Hot stuff: the making of BepiColombo
6. A life in the Sun
ESA’s materials experts needed to predict the end-of-life condition of all the materials in question. How might specific mission-critical properties change after years of intense solar glare? Would reflective coatings discolour, MLI crack, solar arrays lose electrical performance or thermal emittance – the crucial ability to radiate away heat?
“Total exposure will be something like 100 000 equivalent Sun hours,” explains Christopher. “Traditionally we boost illumination levels for accelerated lifetime testing. But a move up from 11 solar constants to 30 or 40 is not so easy.
“The accuracy is uncertain, due to non-linear effects – the materials might unexpectedly fail for some unknown reason.”
End-of-life estimates for Venus Express offered a starting point: the five-year-old mission remains in good health, showing the team’s original estimates had been broadly accurate.
7. Less air for more precise testing
In such an extreme environment, everything degrades, like plastic left out in the Sun. But precisely how critical properties degraded over time in orbit needed to be exactly understood.
For example, it was found that when test items were removed from their vacuum chamber then their subsequent exposure to air would induce chemical interactions with radicals within the material.
“These radicals are basically degradation products, so this alters the state of degradation,” says Christopher. “A day later when a measurement is done, their condition could be very different. So if we extrapolate from these results we would get a performance curve, but the real curve would end up being much worse.
“So we set up a system to make measurements while still in vacuum, saving us time and letting us assess changes much more reliably.”
8. Testing to breaking point and beyond
ESA needs to be sure that its chosen materials would function reliably for years on end.
“We are going to the limit of a material’s performance, seeing what happens when it breaks down,” Christopher adds. “The result is a wealth of information that could be of interest to many other industries as well.”
The programme continues to qualify all the materials needed for the mission, currently standing at around 75% complete.
The MLI covering the bulk of the spacecraft’s surface is foreseen to be a woven ceramic fabric. There are multiple layers kept apart by spacers, designed to be as light as possible – some of the layers have less than a tenth the thickness of printer paper, just 7.5 micrometres across.
“The result is much lighter than metallic foil but also more brittle,” says Christopher. “Now we need to look at processing issues: how to stack it, what shapes can it fit around and how to handle it without damage and release of particles.”
9. A way to save the solar arrays
Solar cells became the single most challenging material question. Dramatic degradation in solar cell performance was detected: just one simulated month saw a 20% power loss.
“This failure brought the mission to the brink of cancellation,” recounts Christopher. The effect was due to a combination of material degradation from ultraviolet radiation and high temperatures driving down cell efficiency.

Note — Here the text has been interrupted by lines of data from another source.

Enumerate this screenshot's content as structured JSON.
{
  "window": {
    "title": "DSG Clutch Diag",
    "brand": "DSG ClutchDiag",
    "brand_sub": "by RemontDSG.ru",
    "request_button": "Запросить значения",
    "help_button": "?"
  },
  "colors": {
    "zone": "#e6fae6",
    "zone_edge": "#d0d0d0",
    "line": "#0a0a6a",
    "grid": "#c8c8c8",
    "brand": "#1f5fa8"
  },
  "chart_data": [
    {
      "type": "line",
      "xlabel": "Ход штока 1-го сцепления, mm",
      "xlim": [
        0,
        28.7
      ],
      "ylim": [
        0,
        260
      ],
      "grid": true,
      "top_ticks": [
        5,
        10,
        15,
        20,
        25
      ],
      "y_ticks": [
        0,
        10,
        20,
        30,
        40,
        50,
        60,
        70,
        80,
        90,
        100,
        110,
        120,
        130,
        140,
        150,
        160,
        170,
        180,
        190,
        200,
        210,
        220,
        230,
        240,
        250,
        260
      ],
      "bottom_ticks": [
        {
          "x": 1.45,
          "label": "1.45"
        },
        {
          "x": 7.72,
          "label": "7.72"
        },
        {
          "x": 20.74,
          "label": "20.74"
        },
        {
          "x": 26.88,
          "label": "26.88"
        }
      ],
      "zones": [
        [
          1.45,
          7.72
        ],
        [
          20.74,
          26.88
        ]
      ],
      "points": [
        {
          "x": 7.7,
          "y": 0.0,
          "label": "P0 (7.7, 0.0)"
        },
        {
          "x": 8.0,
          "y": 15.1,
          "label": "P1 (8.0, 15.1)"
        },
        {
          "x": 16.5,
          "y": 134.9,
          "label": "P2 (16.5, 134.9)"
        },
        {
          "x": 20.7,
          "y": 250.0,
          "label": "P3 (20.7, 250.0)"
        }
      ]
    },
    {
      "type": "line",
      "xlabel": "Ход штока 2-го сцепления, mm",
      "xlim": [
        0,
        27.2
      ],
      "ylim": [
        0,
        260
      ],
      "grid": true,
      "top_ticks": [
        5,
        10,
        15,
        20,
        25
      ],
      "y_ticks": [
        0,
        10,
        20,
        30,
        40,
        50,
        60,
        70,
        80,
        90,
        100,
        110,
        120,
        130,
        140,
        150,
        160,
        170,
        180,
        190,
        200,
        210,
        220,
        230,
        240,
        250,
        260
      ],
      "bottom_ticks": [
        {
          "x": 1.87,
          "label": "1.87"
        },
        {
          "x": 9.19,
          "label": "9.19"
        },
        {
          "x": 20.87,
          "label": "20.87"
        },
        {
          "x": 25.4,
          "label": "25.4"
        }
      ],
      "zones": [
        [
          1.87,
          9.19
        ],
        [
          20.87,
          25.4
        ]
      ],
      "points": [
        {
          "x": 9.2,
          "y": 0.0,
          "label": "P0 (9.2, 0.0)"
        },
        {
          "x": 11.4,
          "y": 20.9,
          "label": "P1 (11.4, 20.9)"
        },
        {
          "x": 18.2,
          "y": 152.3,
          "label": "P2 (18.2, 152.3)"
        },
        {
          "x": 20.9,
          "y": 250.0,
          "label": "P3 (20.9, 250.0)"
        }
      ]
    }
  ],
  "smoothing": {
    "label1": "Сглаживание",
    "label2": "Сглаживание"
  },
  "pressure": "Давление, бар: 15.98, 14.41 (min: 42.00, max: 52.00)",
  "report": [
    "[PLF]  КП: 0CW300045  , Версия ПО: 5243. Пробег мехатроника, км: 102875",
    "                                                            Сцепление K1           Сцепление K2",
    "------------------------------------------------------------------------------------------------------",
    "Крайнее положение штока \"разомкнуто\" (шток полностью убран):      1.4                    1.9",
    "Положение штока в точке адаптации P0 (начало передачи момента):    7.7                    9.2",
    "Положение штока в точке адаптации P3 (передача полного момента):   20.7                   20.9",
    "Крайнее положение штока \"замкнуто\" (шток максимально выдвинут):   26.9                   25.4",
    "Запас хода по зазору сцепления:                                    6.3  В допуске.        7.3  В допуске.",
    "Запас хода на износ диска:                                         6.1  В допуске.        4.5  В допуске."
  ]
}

A combination of protective coatings and carefully solar array tilting offers a workable solution. If the solar arrays directly face the Sun then they would heat up and fail. So instead they stay tilted at an optimum angle. Their power production stays lower, but so does the temperature.
The main antenna also requires protective coatings, though for a different reason. It is made of thin titanium for maximum performance: it needs to perform highly accurate radio science experiments to determine how spacetime curves around the Sun.
By itself it would warm up like any other metal in the Sun – to as high as 700°C. But temperature-driven deformations have to be prevented. A specially-tailored coating should keep its temperature 300°C lower while allowing electromagnetic signals to pass through freely.
10. Spacecraft-level testing has begun
A test model of Japan’s MMO arrived in the Netherlands in mid-September 2010 for testing in the Large Space Simulator (LSS) at the ESTEC Test Centre, the largest vacuum chamber in Europe. The LSS’s Solar Simulator was carefully adjusted to attain 10 solar constants, its light beam being brought into much tighter focus.
“To safely remove the resulting heat from the chamber walls we installed an extra thermal shroud with a more than six times greater flow of liquid nitrogen than the existing system,” explains Alexandre Popovitch, overseeing modifications. “That required around 5000 litres of liquid nitrogen per hour of each two-week test.”
There were two sets of tests, one with MMO free-spinning – as it will operate during its active life – then one with an ESA sunshield that will keep it cool as it rides as a passenger to Mercury.
This summer, test models of Europe’s BepiColombo spacecraft will go through the same experience. Follow-up versions incorporating any lessons learnt will be ready for evaluation in 2012, with the launch of BepiColombo scheduled for 2014.
The materials team, meanwhile, is looking forward to ESA’s Solar Orbiter mission – destined to venture even closer to the Sun.